### Prompt
Scan the records for the word "data". Report each line where it occurs.

START Task material

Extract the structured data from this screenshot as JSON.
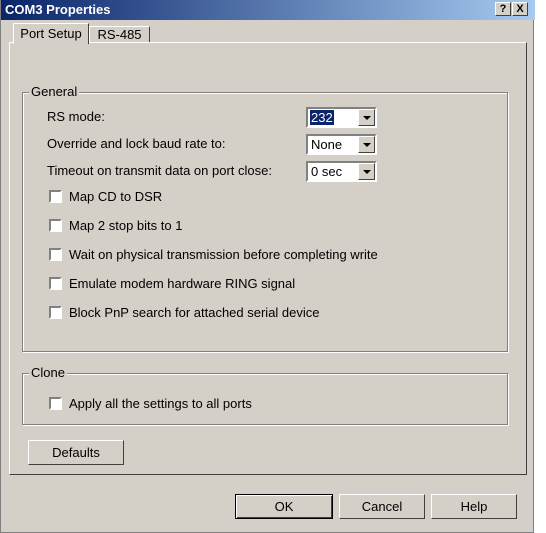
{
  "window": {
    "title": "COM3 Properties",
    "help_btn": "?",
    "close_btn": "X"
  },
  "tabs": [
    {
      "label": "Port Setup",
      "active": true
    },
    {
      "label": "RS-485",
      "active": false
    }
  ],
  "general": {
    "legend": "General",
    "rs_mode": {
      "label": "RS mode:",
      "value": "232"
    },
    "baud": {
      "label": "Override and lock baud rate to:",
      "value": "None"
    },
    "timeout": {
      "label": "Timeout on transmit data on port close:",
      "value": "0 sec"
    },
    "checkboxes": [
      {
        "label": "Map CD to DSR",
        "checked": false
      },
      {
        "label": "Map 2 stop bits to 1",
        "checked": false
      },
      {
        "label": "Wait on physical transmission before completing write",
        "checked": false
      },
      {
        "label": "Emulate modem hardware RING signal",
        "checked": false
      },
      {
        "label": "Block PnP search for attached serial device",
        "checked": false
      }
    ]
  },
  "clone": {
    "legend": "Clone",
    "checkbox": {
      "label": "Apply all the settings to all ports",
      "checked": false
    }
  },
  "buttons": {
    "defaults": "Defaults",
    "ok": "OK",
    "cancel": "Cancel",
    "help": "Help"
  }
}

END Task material

### Response
Extract the structured data from this screenshot as JSON.
      "label": "Timeout on transmit data on port close:",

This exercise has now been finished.